> TASK DIRECTIONS: The word "icon" may appear in some lines of the data; copy every such line.

·····

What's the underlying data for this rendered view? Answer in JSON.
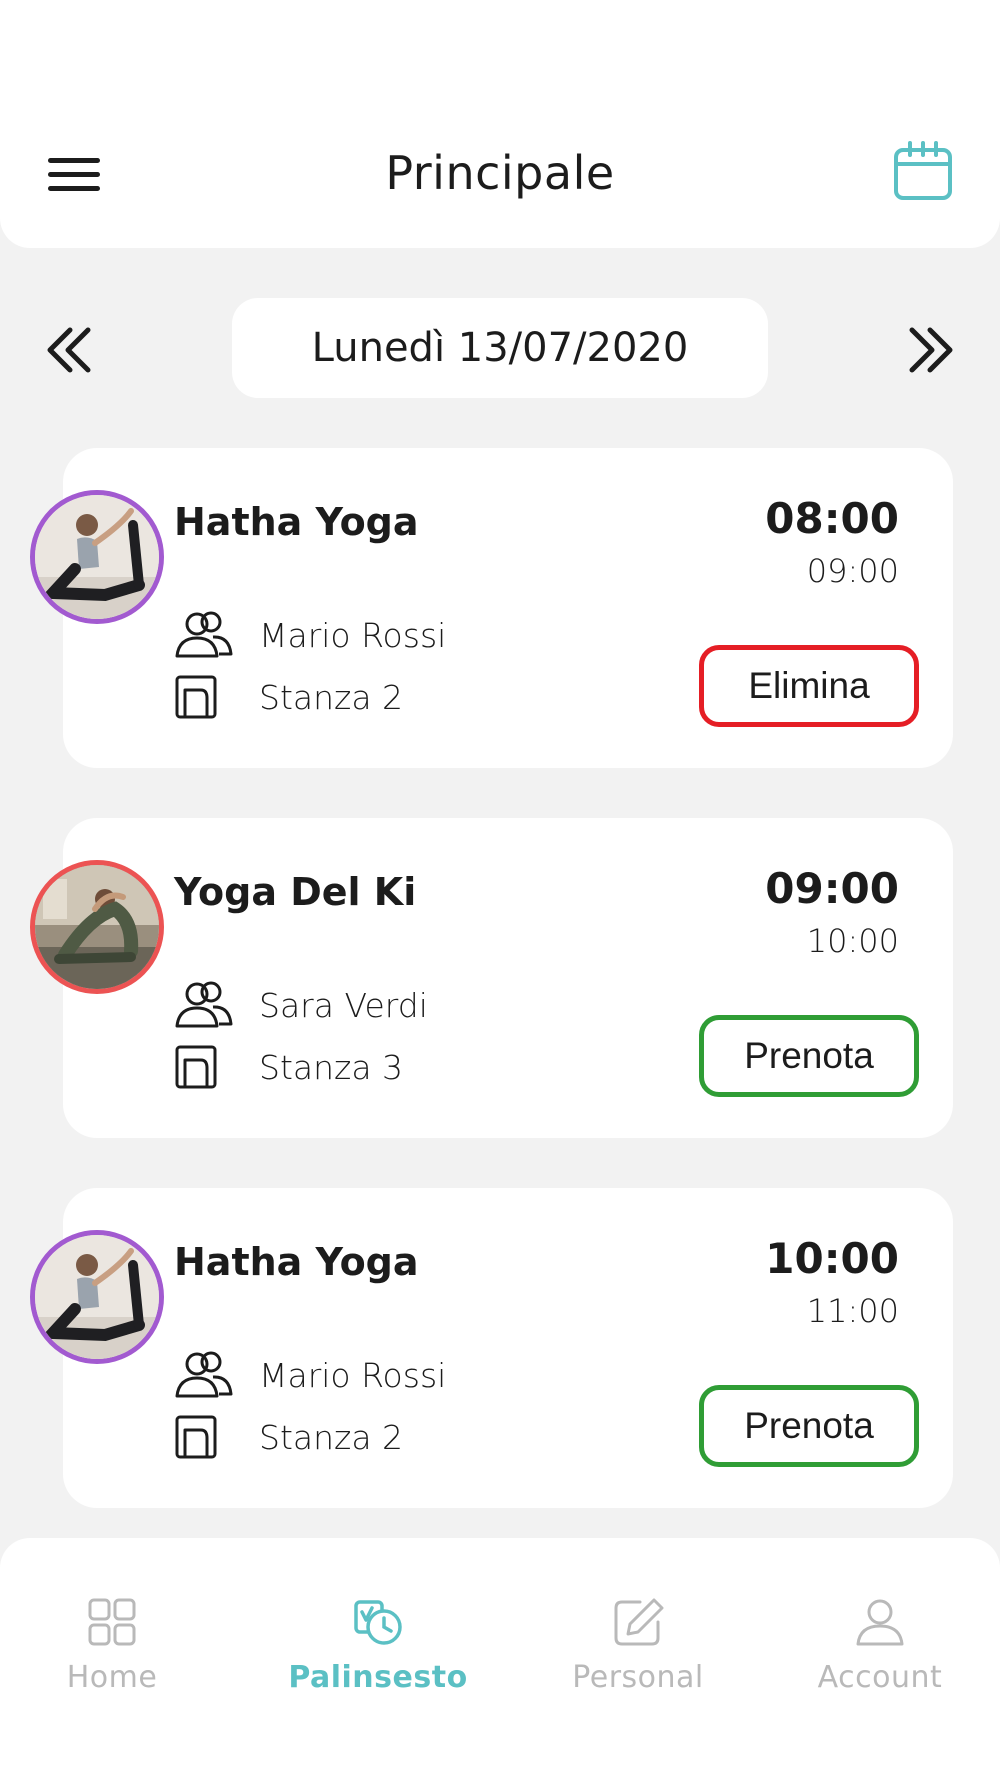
{
  "header": {
    "title": "Principale",
    "menu_icon": "hamburger-menu-icon",
    "calendar_icon": "calendar-icon",
    "accent_color": "#5bc0c4"
  },
  "date_nav": {
    "current_date": "Lunedì 13/07/2020",
    "prev_icon": "double-chevron-left-icon",
    "next_icon": "double-chevron-right-icon"
  },
  "classes": [
    {
      "title": "Hatha Yoga",
      "start": "08:00",
      "end": "09:00",
      "instructor": "Mario Rossi",
      "room": "Stanza 2",
      "action": "Elimina",
      "action_color": "#e51e25",
      "avatar_ring_color": "#a25ad0"
    },
    {
      "title": "Yoga Del Ki",
      "start": "09:00",
      "end": "10:00",
      "instructor": "Sara Verdi",
      "room": "Stanza 3",
      "action": "Prenota",
      "action_color": "#2f9d35",
      "avatar_ring_color": "#ec5353"
    },
    {
      "title": "Hatha Yoga",
      "start": "10:00",
      "end": "11:00",
      "instructor": "Mario Rossi",
      "room": "Stanza 2",
      "action": "Prenota",
      "action_color": "#2f9d35",
      "avatar_ring_color": "#a25ad0"
    }
  ],
  "bottom_nav": {
    "items": [
      {
        "label": "Home",
        "icon": "grid-icon",
        "active": false
      },
      {
        "label": "Palinsesto",
        "icon": "schedule-clock-icon",
        "active": true
      },
      {
        "label": "Personal",
        "icon": "edit-icon",
        "active": false
      },
      {
        "label": "Account",
        "icon": "user-icon",
        "active": false
      }
    ],
    "active_color": "#5bc0c4",
    "inactive_color": "#b9b9b9"
  }
}
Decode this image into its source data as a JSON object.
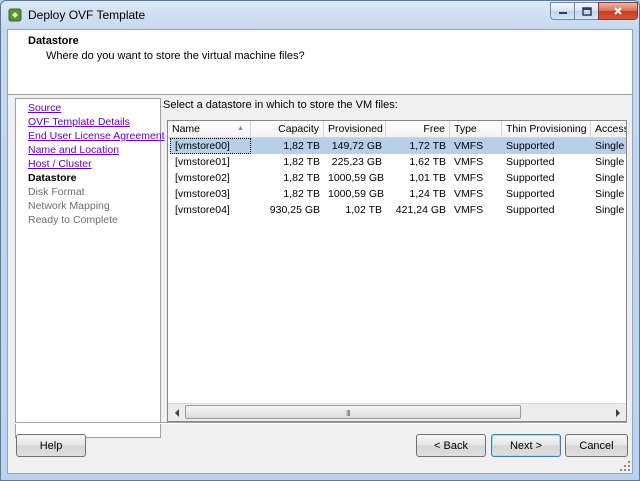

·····

> SOLVED PROBLEM:
    "menu_icon": "hamburger-menu-icon",
    "calendar_icon": "calendar-icon",
    "prev_icon": "double-chevron-left-icon",
    "next_icon": "double-chevron-right-icon"
        "icon": "grid-icon",
        "icon": "schedule-clock-icon",
        "icon": "edit-icon",
        "icon": "user-icon",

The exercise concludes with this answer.